Real-time analysis consists of processing and drawing inferences from data which are too large to be recorded to permanent storage. Both industry and fundamental research increasingly require reliable real-time analysis, whether the objective is to search for new particles, measure properties of known particles with unprecedented precision, control and calibrate experiments in real time, enable self-driving cars, smart cities, fraud detection, monitoring of medical interventions, etc.
Today, however, real-time analysis is not yet seen as a scientific domain in its own right. The fact that expertise in the different facets of real-time analysis is dispersed across many domains and disciplines slows down both conceptual and practical advances in this area. Nevertheless, important leaps forward have occured in the past years, notably at the Large Hadron Collider where experimental teams have demonstrated the ability to align and calibrate their detectors in real time with optimal fidelity, and use the data so processed to make real-time inferences about particles and processes which would have only been accessible offline in the past.
The objective of this workshop is to bring together the community of high-energy physicists who are driving the developments of real-time analysis within their domain with key real-time analysis specialists from industry. By coalescing around concrete problems, and searching for common solutions, we will spark new collaborations and bring this disparate community closer together.
We will tackle four major thematic areas for real-time analysis at this workshop
1. Partial event building and persistency
2. Real-time machine learning
3. Real-time alignment and calibraition
4. Efficient use of modern CPU architectures, vectorization, and cross-architecture real-time programming.

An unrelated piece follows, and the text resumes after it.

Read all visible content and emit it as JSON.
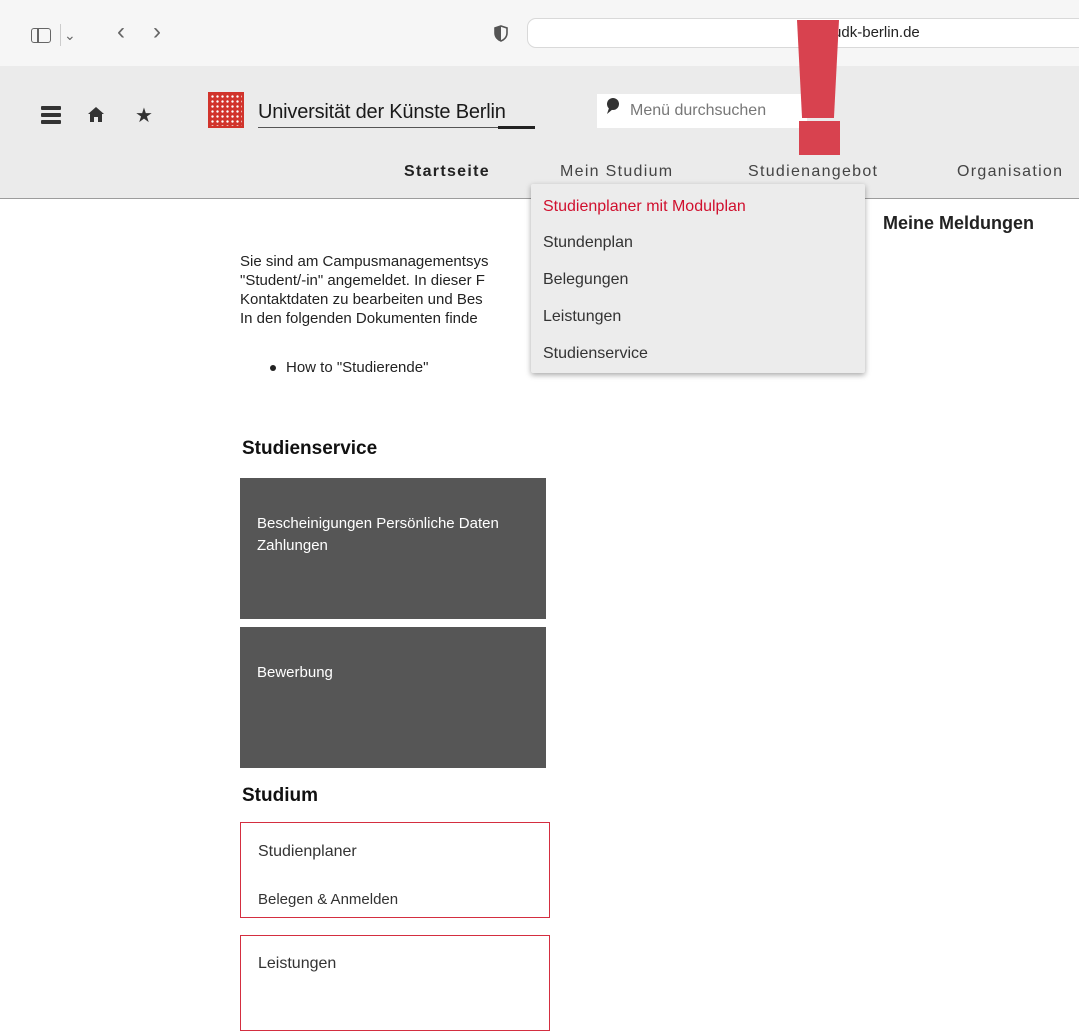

The workshop will be held at, and is sponsored by, the Institut Pascal, a purpose built scientific hub which is part of the Université Paris Saclay. It is part of a three event series called Learning To Discover which will take place during 2019 and 2020. Many of the organizers of this event are part of the SMARTHEP consortium, and an LHCb collaboration hackathon will be hosted during the second half of the workshop in collaboration with the LHCb Computing project.